    Why it’s hot: An offshoot of Jeremy Raub and Ting Su’s popular Eagle Rock Brewery, this new restaurant combines elevated eats with craft beers. Set in the former Fatty’s in the heart of Eagle Rock, it’s pretty sleek, capturing the modern gastropub spirit with exposed wood beams overhead, a mix of reclaimed wood, brick and shiny subway tiles on the walls and giant garage-door windows. All ERB beers, of course, are on tap, including Solidarity, Manifesto and Populist IPA, as well as special brews like Molly amber ale and A-Stout.

    Number of beers on tap: Eight

    What to eat: The menu from chef Jerry Su (Son of a Gun), Ting's brother, is full of atypical bar fare like smoked fish dip with Ritz crackers; kale salad with white anchovies and Pantaleo cheese; slices of pink Broadbent country ham with little bite-size cornmeal biscuits; farro and beets with grapefruit and amaranth; and whole branzino with herb salad. Some brewpub snobs might want a simple burger, but Eagle Rock is screaming for this kind of food.
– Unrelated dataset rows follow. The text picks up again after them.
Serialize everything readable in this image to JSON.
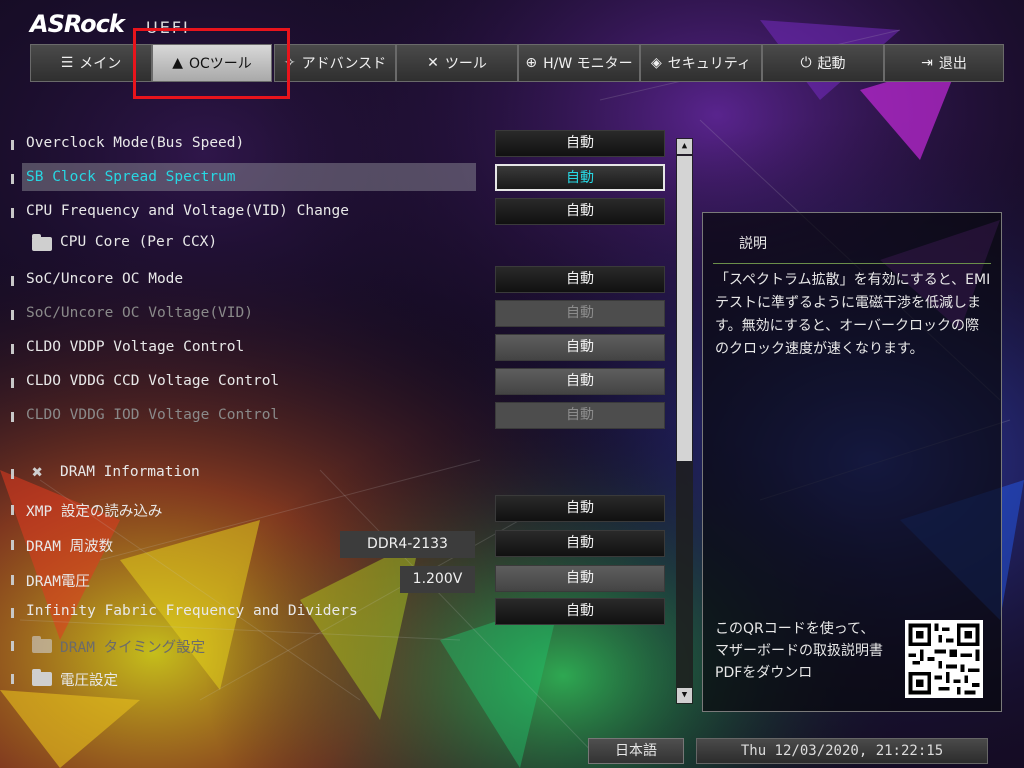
{
  "header": {
    "brand": "ASRock",
    "brand_suffix": "UEFI"
  },
  "tabs": [
    {
      "label": "メイン",
      "icon": "list-icon"
    },
    {
      "label": "OCツール",
      "icon": "rocket-icon",
      "active": true
    },
    {
      "label": "アドバンスド",
      "icon": "star-icon"
    },
    {
      "label": "ツール",
      "icon": "tools-icon"
    },
    {
      "label": "H/W モニター",
      "icon": "globe-icon"
    },
    {
      "label": "セキュリティ",
      "icon": "shield-icon"
    },
    {
      "label": "起動",
      "icon": "power-icon"
    },
    {
      "label": "退出",
      "icon": "exit-icon"
    }
  ],
  "settings": [
    {
      "label": "Overclock Mode(Bus Speed)",
      "value": "自動"
    },
    {
      "label": "SB Clock Spread Spectrum",
      "value": "自動",
      "selected": true
    },
    {
      "label": "CPU Frequency and Voltage(VID) Change",
      "value": "自動"
    },
    {
      "label": "CPU Core (Per CCX)",
      "type": "folder"
    },
    {
      "label": "SoC/Uncore OC Mode",
      "value": "自動"
    },
    {
      "label": "SoC/Uncore OC Voltage(VID)",
      "value": "自動",
      "disabled": true
    },
    {
      "label": "CLDO VDDP Voltage Control",
      "value": "自動"
    },
    {
      "label": "CLDO VDDG CCD Voltage Control",
      "value": "自動"
    },
    {
      "label": "CLDO VDDG IOD Voltage Control",
      "value": "自動",
      "disabled": true
    },
    {
      "label": "DRAM Information",
      "type": "tool"
    },
    {
      "label": "XMP 設定の読み込み",
      "value": "自動"
    },
    {
      "label": "DRAM 周波数",
      "value": "自動",
      "current": "DDR4-2133"
    },
    {
      "label": "DRAM電圧",
      "value": "自動",
      "current": "1.200V"
    },
    {
      "label": "Infinity Fabric Frequency and Dividers",
      "value": "自動"
    },
    {
      "label": "DRAM タイミング設定",
      "type": "folder",
      "disabled": true
    },
    {
      "label": "電圧設定",
      "type": "folder"
    }
  ],
  "description": {
    "title": "説明",
    "text": "「スペクトラム拡散」を有効にすると、EMI テストに準ずるように電磁干渉を低減します。無効にすると、オーバークロックの際のクロック速度が速くなります。",
    "qr_text": "このQRコードを使って、マザーボードの取扱説明書PDFをダウンロ"
  },
  "footer": {
    "language": "日本語",
    "datetime": "Thu 12/03/2020, 21:22:15"
  }
}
Weekend brunch is now served, as well.

    1627 Colorado Blvd.; 323-739-0081

  • Credit: Bret Redman

    The Blind Butcher in Dallas

    Why it’s hot: The Lower Greenville tavern serves up a slew of beers in a casually hip environment, as well as an extensive list of hand-cranked sausages to go with them.

    Number of beers on tap: 24

    What to eat: You’ll never go wrong with any of the locally sourced charcuterie boards or sausages, or snacky items like pastrami egg rolls, fried pig ears and duck-fat fries.

    1919 Greenville Ave.; 214-887-0000